What are cones?

Light-sensitive receptor cells on the retina that allow you to see in colour


What happens when we focus on near/far objects?

The ciliary muscles contract/relax and the lens becomes shorter/longer


What is myopia and what causes it?

A medical condition where people can not see far-away objects, caused by the eyeball being too long


What is hyperopia and what causes it?

A medical condition where people can not see near objects, caused by the eyeball being too short, the cornea not curved enough, or the lens not being thick enough


What part of your brain regulates your temperature?

Your thermoregulatory center keeps your body at ~37C, the optimum temperature for enzymes


How does it regulate your temperature?

It measures the temperature of the blood flowing through the brain, as well as using the receptors on the skin. It then employs one of its many techniques to control body temperature


How does sweating work?

Sweat glands in your skin start to produce sweat, which evaporates, transferring away heat energy


How does shivering work?

Skeletal muscles rapidly contract and relax to generate heat


What is vasodilation?

When the arteriole muscles relax to direct more blood to the surface of the skin, increasing heat loss


What is vasoconstriction?

When the arteriole muscles contract to direct blood away from the surface of the skin, decreasing heat loss


How is the endocrine system different from the nervous system?

Hormones are secreted by glands and slowly transmitted by blood in reaction (sometimes in reaction to internal stimuli) and have a long lasting response. They also only target receptor cells


How are hyperopia and myopia treated?

Wearing glasses or contacts which refract the light before it enters your eyes


What is the brainstem?

The area of the brain that connects the brain to the spine

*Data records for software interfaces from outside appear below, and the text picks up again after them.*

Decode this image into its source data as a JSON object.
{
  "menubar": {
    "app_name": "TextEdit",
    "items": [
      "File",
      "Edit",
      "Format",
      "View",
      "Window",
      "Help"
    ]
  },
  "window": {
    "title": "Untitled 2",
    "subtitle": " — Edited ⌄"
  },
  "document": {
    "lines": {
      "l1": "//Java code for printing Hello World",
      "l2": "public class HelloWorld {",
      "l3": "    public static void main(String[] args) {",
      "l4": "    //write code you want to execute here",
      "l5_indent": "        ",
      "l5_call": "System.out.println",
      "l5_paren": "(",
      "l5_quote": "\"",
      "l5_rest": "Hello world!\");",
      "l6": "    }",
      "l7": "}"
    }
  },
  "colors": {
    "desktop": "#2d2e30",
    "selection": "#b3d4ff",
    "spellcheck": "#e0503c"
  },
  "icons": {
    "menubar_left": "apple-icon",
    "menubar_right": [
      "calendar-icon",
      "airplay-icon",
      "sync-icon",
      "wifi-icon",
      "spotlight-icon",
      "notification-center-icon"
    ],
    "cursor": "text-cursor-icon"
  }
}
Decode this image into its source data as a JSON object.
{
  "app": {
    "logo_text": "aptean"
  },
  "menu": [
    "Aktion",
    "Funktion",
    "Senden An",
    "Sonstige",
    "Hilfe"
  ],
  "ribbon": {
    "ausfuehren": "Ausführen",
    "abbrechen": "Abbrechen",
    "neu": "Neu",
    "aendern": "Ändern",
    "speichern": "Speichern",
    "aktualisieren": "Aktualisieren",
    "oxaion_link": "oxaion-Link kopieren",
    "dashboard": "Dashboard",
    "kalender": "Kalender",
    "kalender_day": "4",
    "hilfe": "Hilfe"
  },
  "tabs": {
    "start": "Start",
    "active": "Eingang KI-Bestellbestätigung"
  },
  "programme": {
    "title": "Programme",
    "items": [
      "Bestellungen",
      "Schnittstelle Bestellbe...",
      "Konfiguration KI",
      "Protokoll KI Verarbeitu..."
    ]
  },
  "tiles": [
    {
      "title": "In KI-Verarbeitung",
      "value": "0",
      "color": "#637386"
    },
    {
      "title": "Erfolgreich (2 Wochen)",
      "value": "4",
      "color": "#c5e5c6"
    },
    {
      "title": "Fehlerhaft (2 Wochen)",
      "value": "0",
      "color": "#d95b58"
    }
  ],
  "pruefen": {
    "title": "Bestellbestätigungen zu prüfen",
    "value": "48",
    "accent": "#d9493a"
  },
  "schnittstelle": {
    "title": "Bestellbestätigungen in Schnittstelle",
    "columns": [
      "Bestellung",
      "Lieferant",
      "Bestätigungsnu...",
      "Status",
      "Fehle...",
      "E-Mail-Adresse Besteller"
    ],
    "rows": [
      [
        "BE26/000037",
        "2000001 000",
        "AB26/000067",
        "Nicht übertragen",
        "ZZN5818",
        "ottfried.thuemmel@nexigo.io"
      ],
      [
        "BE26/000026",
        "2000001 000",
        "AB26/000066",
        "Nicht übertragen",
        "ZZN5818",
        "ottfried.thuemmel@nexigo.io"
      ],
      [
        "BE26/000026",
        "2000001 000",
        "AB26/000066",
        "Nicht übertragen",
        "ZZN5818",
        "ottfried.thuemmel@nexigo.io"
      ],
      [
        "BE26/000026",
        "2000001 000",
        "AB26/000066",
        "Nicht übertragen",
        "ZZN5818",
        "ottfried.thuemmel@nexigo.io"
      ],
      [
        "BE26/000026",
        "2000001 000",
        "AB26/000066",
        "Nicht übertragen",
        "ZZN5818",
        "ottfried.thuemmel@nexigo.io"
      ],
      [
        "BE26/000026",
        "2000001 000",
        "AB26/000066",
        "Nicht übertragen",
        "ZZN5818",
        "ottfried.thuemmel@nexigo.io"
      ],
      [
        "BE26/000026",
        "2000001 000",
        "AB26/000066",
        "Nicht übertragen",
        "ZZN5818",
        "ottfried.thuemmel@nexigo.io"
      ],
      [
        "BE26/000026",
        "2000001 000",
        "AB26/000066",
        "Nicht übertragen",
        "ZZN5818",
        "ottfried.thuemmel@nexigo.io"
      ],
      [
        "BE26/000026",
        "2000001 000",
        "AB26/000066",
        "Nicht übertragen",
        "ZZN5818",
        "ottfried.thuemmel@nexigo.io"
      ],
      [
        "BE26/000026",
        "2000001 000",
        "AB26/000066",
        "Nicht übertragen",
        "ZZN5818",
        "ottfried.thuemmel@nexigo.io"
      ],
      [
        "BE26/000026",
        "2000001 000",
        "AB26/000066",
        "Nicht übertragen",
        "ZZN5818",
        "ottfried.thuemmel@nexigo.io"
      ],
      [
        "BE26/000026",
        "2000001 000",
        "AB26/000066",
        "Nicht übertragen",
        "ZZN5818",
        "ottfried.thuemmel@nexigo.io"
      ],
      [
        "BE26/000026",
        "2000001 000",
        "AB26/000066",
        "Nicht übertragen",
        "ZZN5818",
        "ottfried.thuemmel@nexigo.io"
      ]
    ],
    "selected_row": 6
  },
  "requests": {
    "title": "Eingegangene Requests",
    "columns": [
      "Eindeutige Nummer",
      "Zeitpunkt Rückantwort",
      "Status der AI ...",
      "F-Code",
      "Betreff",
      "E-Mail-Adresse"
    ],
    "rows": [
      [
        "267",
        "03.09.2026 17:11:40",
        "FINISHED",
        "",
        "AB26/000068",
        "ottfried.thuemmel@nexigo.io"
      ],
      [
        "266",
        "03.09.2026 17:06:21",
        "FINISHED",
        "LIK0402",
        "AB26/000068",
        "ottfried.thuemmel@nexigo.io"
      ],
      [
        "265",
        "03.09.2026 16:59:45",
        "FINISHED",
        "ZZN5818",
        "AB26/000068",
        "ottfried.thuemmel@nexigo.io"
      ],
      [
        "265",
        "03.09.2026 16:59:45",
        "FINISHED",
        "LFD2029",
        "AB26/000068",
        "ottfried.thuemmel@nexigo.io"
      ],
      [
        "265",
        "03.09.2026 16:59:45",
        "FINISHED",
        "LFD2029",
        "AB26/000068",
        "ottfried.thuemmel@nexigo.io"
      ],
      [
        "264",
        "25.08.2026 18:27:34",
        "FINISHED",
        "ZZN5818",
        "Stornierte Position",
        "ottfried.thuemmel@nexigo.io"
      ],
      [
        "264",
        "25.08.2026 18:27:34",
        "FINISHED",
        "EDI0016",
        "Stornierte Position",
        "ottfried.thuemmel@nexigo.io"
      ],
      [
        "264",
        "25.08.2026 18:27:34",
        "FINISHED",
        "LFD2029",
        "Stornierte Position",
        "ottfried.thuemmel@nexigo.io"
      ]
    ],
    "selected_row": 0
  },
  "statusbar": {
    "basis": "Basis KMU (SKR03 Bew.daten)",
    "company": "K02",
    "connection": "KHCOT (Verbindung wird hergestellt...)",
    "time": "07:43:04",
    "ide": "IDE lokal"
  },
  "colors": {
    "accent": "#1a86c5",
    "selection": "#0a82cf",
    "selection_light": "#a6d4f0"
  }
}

What is the difference between a monosynaptic and a polysynaptic reflex arc?

Monosynaptic reflexes only have 1 synapse (Sensory -> Motor) and do not involve the brain